But, as CEO Satoru Iwata has stated many times, Nintendo will not make games for other people's hardware, including for phones.
A smart man, and an Apple fan who was an early adopter of the iPhone, Iwata understands the battlelines.
He also understands Nintendo's longevity in the market is predicated on the fact it doesn't rely on any other company. It makes games for its gaming hardware because that's the only way it can make the best games.
The Nintendo Seal of Quality is a marketing ploy but there's truth behind it too.
And as a game developer before becoming an executive, Iwata truly believes that a game's quality is the most important reason for its success, and - in turn - this is the bedrock for Nintendo's continuing position in the gaming industry.
A thoughtful aside
In this context, let's play a little rhetorical thought experiment. Let's call it 'What would Iwata do?'
- 1. Would Iwata ever release a Nintendo game for PlayStation?
- 2. Would Iwata rush out a Mario game to hit Nintendo's quarterly sales predictions?
- 3. Would Iwata punch an investor asking difficult questions in a shareholders' meeting?
- 4. Would Iwata release a payment system whereby children could use their parents' credit cards to make $99 virtual goods purchases?
- 5. Would Iwata sanction Nintendo making a free-to-play game?
The first four questions answer themselves, but the fifth is much more interesting and cuts to the core of Nintendo's current situation.
Sure, games such as Puzzle & Dragons and Clash of Clans will generate billions of dollars of revenue during 2013. Depending on who you talk to, the global market for mobile games, mainly F2P, was around $6 billion in 2012.
So even if Nintendo made a successful phone (or released iPhone games), if it didn't also make free-to-play games, the vast majority of the money currently being made in the market wouldn't be available to it.
Hence - considered through Iwata's eyes - the mobile gaming opportunity isn't how big a slice could it take from a say-$10 billion sector, but some fraction of an at-most one billion dollar paid mobile games market.
Stacked up against the $6 billion it makes in annual sales, that's not so much of an opportunity.
Yet, the issue for Nintendo, and Iwata, is this current logical argument doesn't take into account longevity; something that's Nintendo.
A generation of kids (sometimes more babies than kids) are growing up with an iPad or a.n.other tablet as their plaything.
Nintendo and Mario may still have strong resonance for their parents, but Nintendo has always owned the sub-teen market. If that's slipping away, the decade following the decade following the release of the iPad is going to be a very difficult time.
Of course, the answer from every other game company CEO would be 'Who cares?'.
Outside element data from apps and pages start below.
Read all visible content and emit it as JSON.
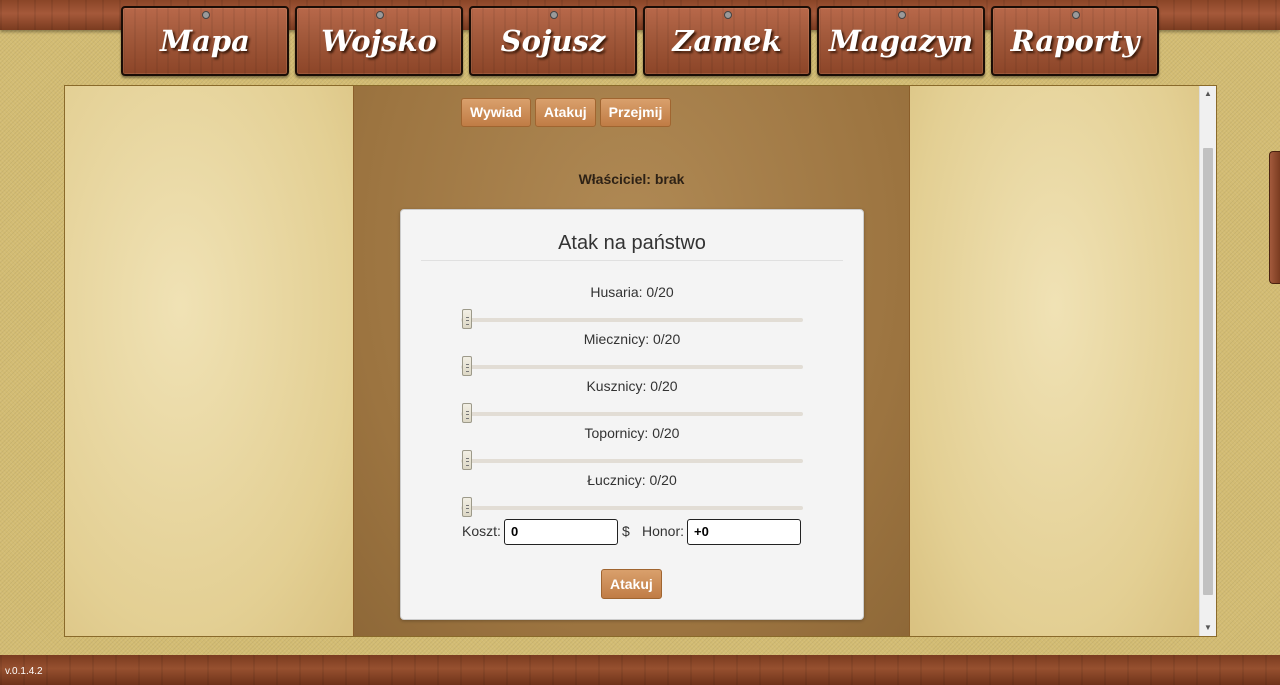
{
  "nav": {
    "items": [
      {
        "label": "Mapa"
      },
      {
        "label": "Wojsko"
      },
      {
        "label": "Sojusz"
      },
      {
        "label": "Zamek"
      },
      {
        "label": "Magazyn"
      },
      {
        "label": "Raporty"
      }
    ]
  },
  "actions": {
    "wywiad": "Wywiad",
    "atakuj": "Atakuj",
    "przejmij": "Przejmij"
  },
  "owner": "Właściciel: brak",
  "dialog": {
    "title": "Atak na państwo",
    "units": [
      {
        "label": "Husaria:",
        "count": "0/20",
        "value": 0
      },
      {
        "label": "Miecznicy:",
        "count": "0/20",
        "value": 0
      },
      {
        "label": "Kusznicy:",
        "count": "0/20",
        "value": 0
      },
      {
        "label": "Topornicy:",
        "count": "0/20",
        "value": 0
      },
      {
        "label": "Łucznicy:",
        "count": "0/20",
        "value": 0
      }
    ],
    "cost_label": "Koszt:",
    "cost_value": "0",
    "currency": "$",
    "honor_label": "Honor:",
    "honor_value": "+0",
    "submit": "Atakuj"
  },
  "version": "v.0.1.4.2",
  "colors": {
    "wood": "#a35a3c",
    "button": "#c07c45",
    "parchment": "#e3cf93"
  }
}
They have enough pain in their lives thinking about the next quarter. Just ask Mark Pincus.
Although Nintendo is not Zynga, Nintendo's compliant shareholders are not going to be inactive forever. The company's share price has remained remarkably firm - albeit down 85 percent from its 2007 high - and it now pays a dividend, so there won't be a revolt any time soon.
The sticking point
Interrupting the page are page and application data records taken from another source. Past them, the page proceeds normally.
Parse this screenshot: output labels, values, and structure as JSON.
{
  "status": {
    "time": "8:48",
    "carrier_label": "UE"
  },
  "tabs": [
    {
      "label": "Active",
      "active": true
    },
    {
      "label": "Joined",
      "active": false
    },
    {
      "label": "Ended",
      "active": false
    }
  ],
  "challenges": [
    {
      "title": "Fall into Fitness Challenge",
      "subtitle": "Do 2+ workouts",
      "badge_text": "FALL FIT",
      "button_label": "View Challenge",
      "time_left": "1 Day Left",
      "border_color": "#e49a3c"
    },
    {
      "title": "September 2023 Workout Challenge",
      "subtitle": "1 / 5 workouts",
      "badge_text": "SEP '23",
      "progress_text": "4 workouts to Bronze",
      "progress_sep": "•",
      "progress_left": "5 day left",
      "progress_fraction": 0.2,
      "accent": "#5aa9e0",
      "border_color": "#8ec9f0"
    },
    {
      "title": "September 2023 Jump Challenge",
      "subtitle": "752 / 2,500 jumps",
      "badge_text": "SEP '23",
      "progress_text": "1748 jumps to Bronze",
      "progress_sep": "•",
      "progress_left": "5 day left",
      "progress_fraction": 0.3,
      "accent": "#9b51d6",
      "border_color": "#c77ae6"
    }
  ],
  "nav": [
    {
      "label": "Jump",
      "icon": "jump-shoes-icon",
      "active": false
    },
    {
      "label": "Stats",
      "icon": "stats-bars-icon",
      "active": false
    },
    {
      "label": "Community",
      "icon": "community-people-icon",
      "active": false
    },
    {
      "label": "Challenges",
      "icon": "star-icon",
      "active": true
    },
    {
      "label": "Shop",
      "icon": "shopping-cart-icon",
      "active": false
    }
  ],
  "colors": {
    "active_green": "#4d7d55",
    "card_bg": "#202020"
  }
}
But shareholders invest their money in the place they think it will generate the most return.
Shareholders, even compliant Japanese shareholders, don't like missing out on $10 billion opportunities in a core market because a CEO has a certain way of working.
And let's be clear about this, too: Nintendo likely could make the best free-to-play games on mobile. Unlike almost every other game company, the reason it won't is moral, not technical.
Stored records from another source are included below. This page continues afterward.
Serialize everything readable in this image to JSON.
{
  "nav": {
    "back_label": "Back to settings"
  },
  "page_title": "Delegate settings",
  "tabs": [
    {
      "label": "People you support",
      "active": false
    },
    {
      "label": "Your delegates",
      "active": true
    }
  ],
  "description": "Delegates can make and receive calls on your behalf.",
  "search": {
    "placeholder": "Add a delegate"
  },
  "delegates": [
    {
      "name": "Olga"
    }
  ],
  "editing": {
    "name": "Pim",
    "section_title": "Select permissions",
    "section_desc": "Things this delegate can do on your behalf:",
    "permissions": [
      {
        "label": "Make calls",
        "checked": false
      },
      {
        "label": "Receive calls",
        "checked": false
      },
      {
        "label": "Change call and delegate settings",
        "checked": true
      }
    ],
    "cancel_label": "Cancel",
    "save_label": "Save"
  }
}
That's admirable, but morality has a slippery grip when it comes to business.
Like morality, confidence is also a slippery thing, and CEOs - even Nintendo CEOs - are replaceable.
So the dilemma for Satoru Iwata is if he really believes Nintendo is better off not making free-to-play games, or mobile games, he needs to demonstrate how Nintendo doesn't lose out from not entering the fastest-growing gaming sector.
He's a smart guy, and there are other opportunities for Nintendo, especially when you have $10 billion in the bank.
But doing nothing is not an option; unless you want to follow the route of Sega, because eventually market forces are bigger than any one man or any company history.